[YOUR TASK] Which lines of the records contain the word "Polar"? Show each of them.

[Element data from apps and pages]
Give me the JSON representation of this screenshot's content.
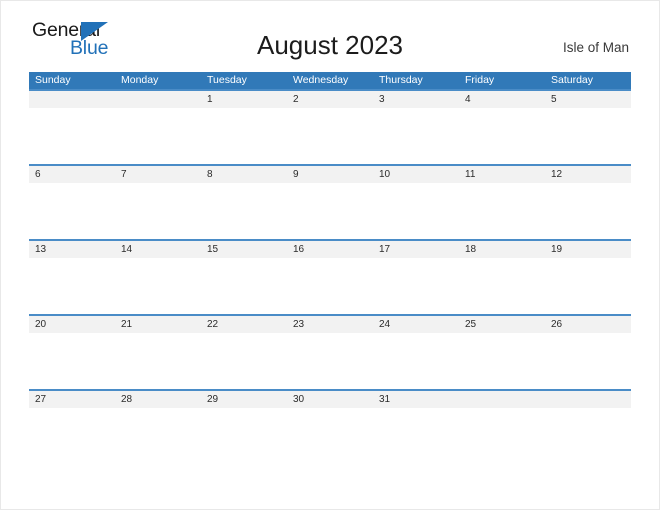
{
  "brand": {
    "name_part1": "General",
    "name_part2": "Blue",
    "triangle_icon": "triangle-flag-icon",
    "color_dark": "#1a1a1a",
    "color_blue": "#2171b8"
  },
  "header": {
    "title": "August 2023",
    "locale": "Isle of Man"
  },
  "theme": {
    "header_blue": "#3179b8",
    "rule_blue": "#4a8cc7",
    "strip_gray": "#f2f2f2"
  },
  "calendar": {
    "month": "August",
    "year": "2023",
    "weekday_headers": [
      "Sunday",
      "Monday",
      "Tuesday",
      "Wednesday",
      "Thursday",
      "Friday",
      "Saturday"
    ],
    "weeks": [
      [
        "",
        "",
        "1",
        "2",
        "3",
        "4",
        "5"
      ],
      [
        "6",
        "7",
        "8",
        "9",
        "10",
        "11",
        "12"
      ],
      [
        "13",
        "14",
        "15",
        "16",
        "17",
        "18",
        "19"
      ],
      [
        "20",
        "21",
        "22",
        "23",
        "24",
        "25",
        "26"
      ],
      [
        "27",
        "28",
        "29",
        "30",
        "31",
        "",
        ""
      ]
    ]
  }
}
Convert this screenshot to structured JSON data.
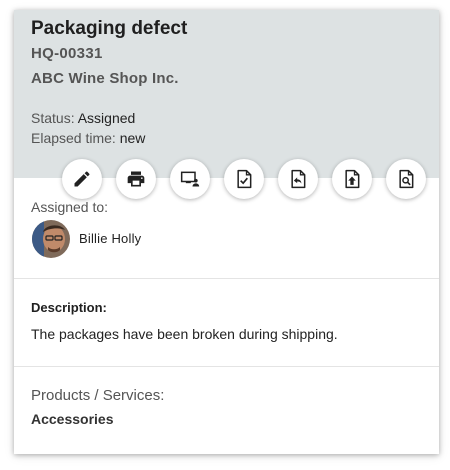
{
  "ticket": {
    "title": "Packaging defect",
    "id": "HQ-00331",
    "customer": "ABC Wine Shop Inc.",
    "status_label": "Status:",
    "status_value": "Assigned",
    "elapsed_label": "Elapsed time:",
    "elapsed_value": "new"
  },
  "actions": [
    {
      "name": "edit",
      "icon": "pencil-icon"
    },
    {
      "name": "print",
      "icon": "printer-icon"
    },
    {
      "name": "assign",
      "icon": "assign-monitor-icon"
    },
    {
      "name": "approve",
      "icon": "document-check-icon"
    },
    {
      "name": "reply",
      "icon": "document-reply-icon"
    },
    {
      "name": "upload",
      "icon": "document-upload-icon"
    },
    {
      "name": "preview",
      "icon": "document-search-icon"
    }
  ],
  "assignment": {
    "label": "Assigned to:",
    "assignee_name": "Billie Holly"
  },
  "description": {
    "label": "Description:",
    "text": "The packages have been broken during shipping."
  },
  "products": {
    "label": "Products / Services:",
    "value": "Accessories"
  },
  "colors": {
    "header_bg": "#dde2e3",
    "icon": "#222222"
  }
}
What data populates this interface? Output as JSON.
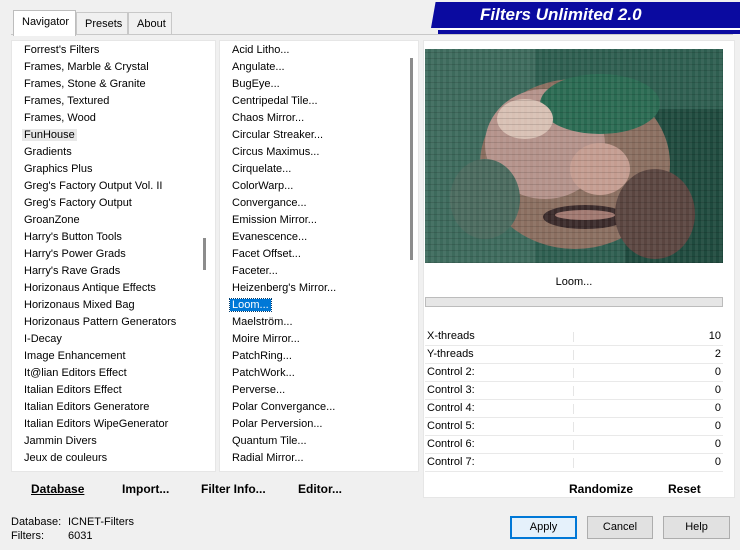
{
  "tabs": [
    {
      "label": "Navigator",
      "active": true
    },
    {
      "label": "Presets",
      "active": false
    },
    {
      "label": "About",
      "active": false
    }
  ],
  "banner": {
    "title": "Filters Unlimited 2.0",
    "color": "#0a0aa0"
  },
  "categories": {
    "selected": "FunHouse",
    "items": [
      "Forrest's Filters",
      "Frames, Marble & Crystal",
      "Frames, Stone & Granite",
      "Frames, Textured",
      "Frames, Wood",
      "FunHouse",
      "Gradients",
      "Graphics Plus",
      "Greg's Factory Output Vol. II",
      "Greg's Factory Output",
      "GroanZone",
      "Harry's Button Tools",
      "Harry's Power Grads",
      "Harry's Rave Grads",
      "Horizonaus Antique Effects",
      "Horizonaus Mixed Bag",
      "Horizonaus Pattern Generators",
      "I-Decay",
      "Image Enhancement",
      "It@lian Editors Effect",
      "Italian Editors Effect",
      "Italian Editors Generatore",
      "Italian Editors WipeGenerator",
      "Jammin Divers",
      "Jeux de couleurs"
    ]
  },
  "filters": {
    "selected": "Loom...",
    "items": [
      "Acid Litho...",
      "Angulate...",
      "BugEye...",
      "Centripedal Tile...",
      "Chaos Mirror...",
      "Circular Streaker...",
      "Circus Maximus...",
      "Cirquelate...",
      "ColorWarp...",
      "Convergance...",
      "Emission Mirror...",
      "Evanescence...",
      "Facet Offset...",
      "Faceter...",
      "Heizenberg's Mirror...",
      "Loom...",
      "Maelström...",
      "Moire Mirror...",
      "PatchRing...",
      "PatchWork...",
      "Perverse...",
      "Polar Convergance...",
      "Polar Perversion...",
      "Quantum Tile...",
      "Radial Mirror..."
    ]
  },
  "preview": {
    "filter_name": "Loom...",
    "progress": 0
  },
  "params": [
    {
      "label": "X-threads",
      "value": "10"
    },
    {
      "label": "Y-threads",
      "value": "2"
    },
    {
      "label": "Control 2:",
      "value": "0"
    },
    {
      "label": "Control 3:",
      "value": "0"
    },
    {
      "label": "Control 4:",
      "value": "0"
    },
    {
      "label": "Control 5:",
      "value": "0"
    },
    {
      "label": "Control 6:",
      "value": "0"
    },
    {
      "label": "Control 7:",
      "value": "0"
    }
  ],
  "bottom_bar": {
    "database": "Database",
    "import": "Import...",
    "filter_info": "Filter Info...",
    "editor": "Editor...",
    "randomize": "Randomize",
    "reset": "Reset"
  },
  "status": {
    "database_label": "Database:",
    "database_value": "ICNET-Filters",
    "filters_label": "Filters:",
    "filters_value": "6031"
  },
  "buttons": {
    "apply": "Apply",
    "cancel": "Cancel",
    "help": "Help"
  }
}
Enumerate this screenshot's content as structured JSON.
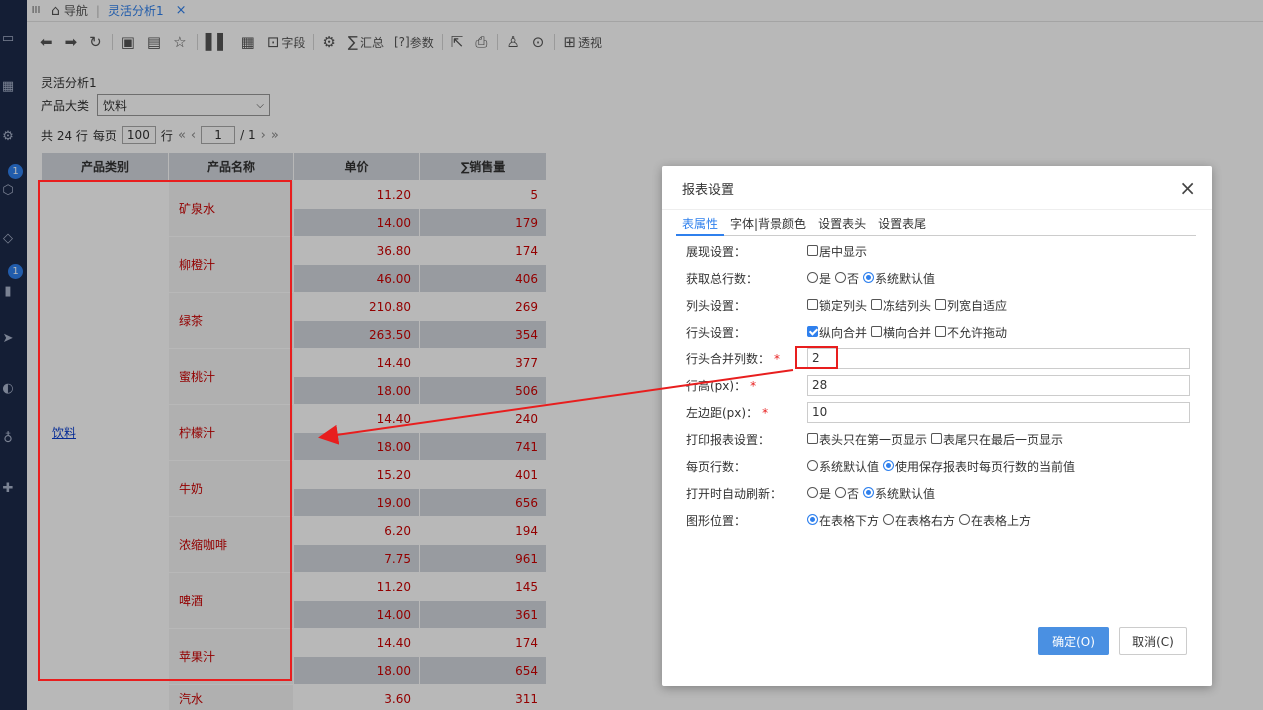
{
  "tabbar": {
    "menu": "III",
    "tabs": [
      {
        "label": "导航"
      },
      {
        "label": "灵活分析1"
      }
    ],
    "close": "×"
  },
  "rail": {
    "badges": [
      "1",
      "1"
    ]
  },
  "toolbar": {
    "field_label": "字段",
    "sum_label": "汇总",
    "param_label": "参数",
    "param_prefix": "[?]",
    "pivot_label": "透视"
  },
  "report": {
    "title": "灵活分析1",
    "filter_label": "产品大类",
    "filter_value": "饮料",
    "pager": {
      "total": "共 24 行",
      "per_page_label": "每页",
      "per_page": "100",
      "rows_label": "行",
      "page": "1",
      "pages": "/ 1"
    },
    "columns": [
      "产品类别",
      "产品名称",
      "单价",
      "∑销售量"
    ],
    "category": "饮料",
    "products": [
      "矿泉水",
      "柳橙汁",
      "绿茶",
      "蜜桃汁",
      "柠檬汁",
      "牛奶",
      "浓缩咖啡",
      "啤酒",
      "苹果汁",
      "汽水"
    ],
    "rows": [
      [
        "11.20",
        "5"
      ],
      [
        "14.00",
        "179"
      ],
      [
        "36.80",
        "174"
      ],
      [
        "46.00",
        "406"
      ],
      [
        "210.80",
        "269"
      ],
      [
        "263.50",
        "354"
      ],
      [
        "14.40",
        "377"
      ],
      [
        "18.00",
        "506"
      ],
      [
        "14.40",
        "240"
      ],
      [
        "18.00",
        "741"
      ],
      [
        "15.20",
        "401"
      ],
      [
        "19.00",
        "656"
      ],
      [
        "6.20",
        "194"
      ],
      [
        "7.75",
        "961"
      ],
      [
        "11.20",
        "145"
      ],
      [
        "14.00",
        "361"
      ],
      [
        "14.40",
        "174"
      ],
      [
        "18.00",
        "654"
      ],
      [
        "3.60",
        "311"
      ]
    ]
  },
  "dialog": {
    "title": "报表设置",
    "close": "×",
    "tabs": [
      "表属性",
      "字体|背景颜色",
      "设置表头",
      "设置表尾"
    ],
    "display_label": "展现设置：",
    "center": "居中显示",
    "total_label": "获取总行数：",
    "yes": "是",
    "no": "否",
    "sys_default": "系统默认值",
    "col_head_label": "列头设置：",
    "lock_col": "锁定列头",
    "freeze_col": "冻结列头",
    "auto_width": "列宽自适应",
    "row_head_label": "行头设置：",
    "v_merge": "纵向合并",
    "h_merge": "横向合并",
    "no_drag": "不允许拖动",
    "merge_cols_label": "行头合并列数：",
    "merge_cols_value": "2",
    "row_height_label": "行高(px)：",
    "row_height_value": "28",
    "left_margin_label": "左边距(px)：",
    "left_margin_value": "10",
    "print_label": "打印报表设置：",
    "print_head": "表头只在第一页显示",
    "print_tail": "表尾只在最后一页显示",
    "page_rows_label": "每页行数：",
    "page_rows_sys": "系统默认值",
    "page_rows_saved": "使用保存报表时每页行数的当前值",
    "refresh_label": "打开时自动刷新：",
    "chart_pos_label": "图形位置：",
    "below": "在表格下方",
    "right": "在表格右方",
    "above": "在表格上方",
    "required": "*",
    "ok": "确定(O)",
    "cancel": "取消(C)"
  },
  "colors": {
    "accent": "#2f80ed",
    "highlight": "#e81e1e",
    "header_bg": "#d3d7de",
    "rail": "#1d2a4a"
  }
}
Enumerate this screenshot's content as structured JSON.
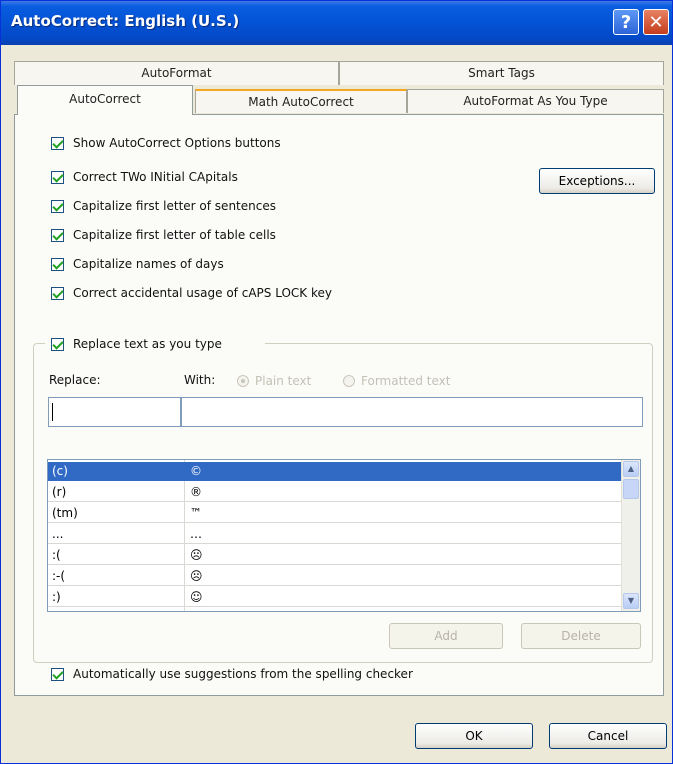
{
  "window": {
    "title": "AutoCorrect: English (U.S.)"
  },
  "titlebar": {
    "help_glyph": "?",
    "close_glyph": "✕"
  },
  "tabs": {
    "back": [
      {
        "label": "AutoFormat"
      },
      {
        "label": "Smart Tags"
      }
    ],
    "front": [
      {
        "label": "AutoCorrect"
      },
      {
        "label": "Math AutoCorrect"
      },
      {
        "label": "AutoFormat As You Type"
      }
    ]
  },
  "options": {
    "show_buttons": "Show AutoCorrect Options buttons",
    "two_initial_caps": "Correct TWo INitial CApitals",
    "first_letter_sentences": "Capitalize first letter of sentences",
    "first_letter_table_cells": "Capitalize first letter of table cells",
    "names_of_days": "Capitalize names of days",
    "caps_lock": "Correct accidental usage of cAPS LOCK key",
    "exceptions_button": "Exceptions...",
    "replace_as_you_type": "Replace text as you type",
    "use_spelling_suggestions": "Automatically use suggestions from the spelling checker"
  },
  "replace": {
    "replace_label": "Replace:",
    "with_label": "With:",
    "plain_text": "Plain text",
    "formatted_text": "Formatted text",
    "replace_value": "",
    "with_value": ""
  },
  "entries": [
    {
      "from": "(c)",
      "to": "©"
    },
    {
      "from": "(r)",
      "to": "®"
    },
    {
      "from": "(tm)",
      "to": "™"
    },
    {
      "from": "...",
      "to": "…"
    },
    {
      "from": ":(",
      "to": "☹"
    },
    {
      "from": ":-(",
      "to": "☹"
    },
    {
      "from": ":)",
      "to": "☺"
    }
  ],
  "buttons": {
    "add": "Add",
    "delete": "Delete",
    "ok": "OK",
    "cancel": "Cancel"
  },
  "colors": {
    "titlebar": "#0454d6",
    "selection": "#316ac5",
    "check": "#21a121",
    "dialog_bg": "#ece9d8"
  },
  "icons": [
    "help-icon",
    "close-icon",
    "checkmark-icon",
    "scroll-up-icon",
    "scroll-down-icon"
  ]
}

[ANSWER FOR THE TASK]
      "Polar Convergance...",
      "Polar Perversion...",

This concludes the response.